John Collins falls from grace here, as he was slapped with a 25-game suspension. Jabari Parker has balled out in his absence, accounting for his rise up the trade chart. Kawhi Leonard’s “load management” issue has already reared its ugly head, and the superstar takes a very small dip in value, with the thought that he’ll miss a dozen or more games the rest of the season. Zion Williamson continues to fall in value due to his extended absence and the need for fantasy players to roster players who will be on the court in the near future. Kevin Love has played like he’s back in Minnesota, and Domantas Sabonis has been on an absolute tear as the primary option in Indiana’s frontcourt. Jonathan Isaac has been a multi-category stud, and I underestimated his value in the first edition of the trade chart. All three of these guys rise significantly.

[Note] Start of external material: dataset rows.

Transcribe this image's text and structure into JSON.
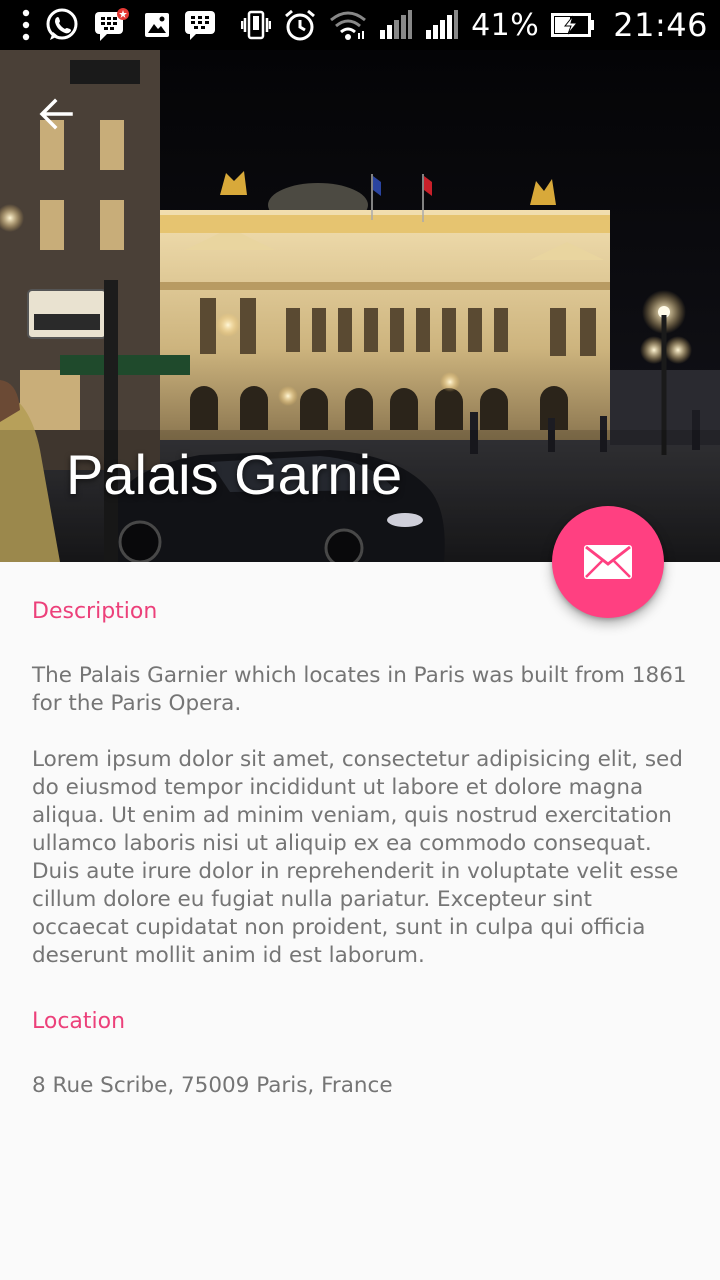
{
  "status_bar": {
    "battery_percent": "41%",
    "time": "21:46",
    "icons": [
      "menu-dots-icon",
      "whatsapp-icon",
      "bbm-notification-icon",
      "gallery-icon",
      "bbm-icon",
      "vibrate-icon",
      "alarm-icon",
      "wifi-icon",
      "signal-sim1-icon",
      "signal-sim2-icon",
      "battery-charging-icon"
    ]
  },
  "hero": {
    "title": "Palais Garnie",
    "back_icon": "arrow-back-icon",
    "image_subject": "palais-garnier-night-photo"
  },
  "fab": {
    "icon": "mail-icon",
    "color": "#ff4081"
  },
  "description": {
    "heading": "Description",
    "intro": "The Palais Garnier which locates in Paris was built from 1861 for the Paris Opera.",
    "body": "Lorem ipsum dolor sit amet, consectetur adipisicing elit, sed do eiusmod tempor incididunt ut labore et dolore magna aliqua. Ut enim ad minim veniam, quis nostrud exercitation ullamco laboris nisi ut aliquip ex ea commodo consequat. Duis aute irure dolor in reprehenderit in voluptate velit esse cillum dolore eu fugiat nulla pariatur. Excepteur sint occaecat cupidatat non proident, sunt in culpa qui officia deserunt mollit anim id est laborum."
  },
  "location": {
    "heading": "Location",
    "address": "8 Rue Scribe, 75009 Paris, France"
  },
  "colors": {
    "accent": "#ec407a",
    "body_text": "#757575",
    "background": "#fafafa"
  }
}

Blake Griffin makes his appearance after making his season debut earlier in the week, though he’ll likely have his playing time monitored closely — at least in the short-term. Otto Porter takes a hit thanks to a foot injury that’s forced him out of action. Julius Randle is playing in a crowded frontcourt, and Aaron Gordon has underwhelmed this season. Both players’ values decrease here. Jayson Tatum has played well of late, and with Gordon Hayward (hand) out a while, he should see his opportunities increase. TJ Warren’s recent scoring explosion moves his needle this week, as well.
|Player||Current Value||Previous Value||+/-|
|Wendell Carter Jr.||20||27||-7|
The discrepancy among the “best” and the “rest” is most noticeable among centers. The top four players at the position haven’t changed, and there’s not much movement in value with this group. These are the most elite players by far, but they’ve separated significantly from the pack. Bam Adebayo rounds out the top five thanks to his continued excellence in most categories.
Myles Turner takes a hit, as he’s missed plenty of time with an ankle injury, and Mitchell Robinson’s on-court production has been far from elite, given his relatively low minutes and a crowded cast in New York’s frontcourt. Deandre Ayton remains suspended, but with so many injuries around the league, he doesn’t carry a lot of value as a trade target quite yet. Hassan Whiteside gets a boost thanks to the dearth of talent in the Blazers’ frontcourt around him. Tristan Thompson jumps in thanks to the best play of his career to start the season, and he looks like one of the best values at his position in fantasy.